What to do: Using the listing below, show all lines that hold the word "software".
<<<<
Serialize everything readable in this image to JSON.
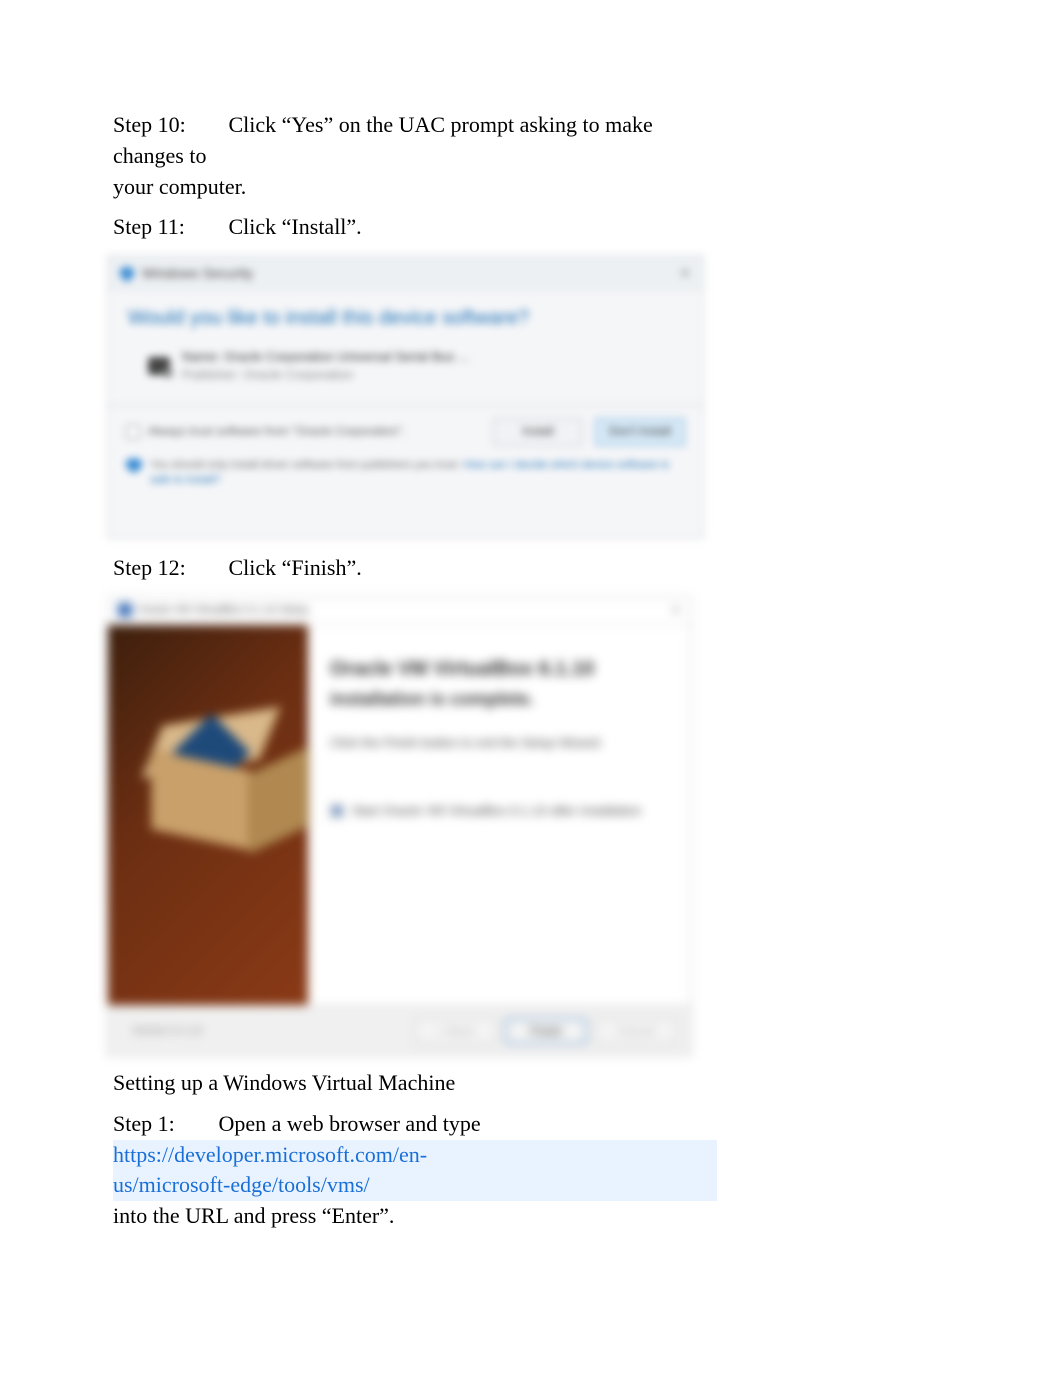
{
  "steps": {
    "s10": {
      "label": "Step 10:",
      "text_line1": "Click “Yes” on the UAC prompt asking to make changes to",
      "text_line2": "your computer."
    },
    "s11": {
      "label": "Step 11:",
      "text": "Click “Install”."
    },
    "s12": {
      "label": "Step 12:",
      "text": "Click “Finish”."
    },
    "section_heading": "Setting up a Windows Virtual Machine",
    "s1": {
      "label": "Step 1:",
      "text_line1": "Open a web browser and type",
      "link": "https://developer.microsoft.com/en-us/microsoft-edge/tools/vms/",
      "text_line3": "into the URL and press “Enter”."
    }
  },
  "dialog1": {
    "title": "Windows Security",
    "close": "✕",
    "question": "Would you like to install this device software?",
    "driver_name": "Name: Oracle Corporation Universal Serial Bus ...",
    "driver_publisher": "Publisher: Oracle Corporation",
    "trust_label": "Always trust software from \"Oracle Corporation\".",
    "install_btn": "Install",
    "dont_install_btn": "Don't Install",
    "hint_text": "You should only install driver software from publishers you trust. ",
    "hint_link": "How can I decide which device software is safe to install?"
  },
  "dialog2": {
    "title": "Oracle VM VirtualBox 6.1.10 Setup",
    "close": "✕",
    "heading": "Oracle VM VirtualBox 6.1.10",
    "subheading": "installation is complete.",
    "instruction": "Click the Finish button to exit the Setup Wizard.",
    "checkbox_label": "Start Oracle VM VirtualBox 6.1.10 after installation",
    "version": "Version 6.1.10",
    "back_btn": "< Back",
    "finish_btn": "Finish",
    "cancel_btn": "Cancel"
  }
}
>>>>
Written reply:
    "question": "Would you like to install this device software?",
    "trust_label": "Always trust software from \"Oracle Corporation\".",
    "hint_text": "You should only install driver software from publishers you trust. ",
    "hint_link": "How can I decide which device software is safe to install?"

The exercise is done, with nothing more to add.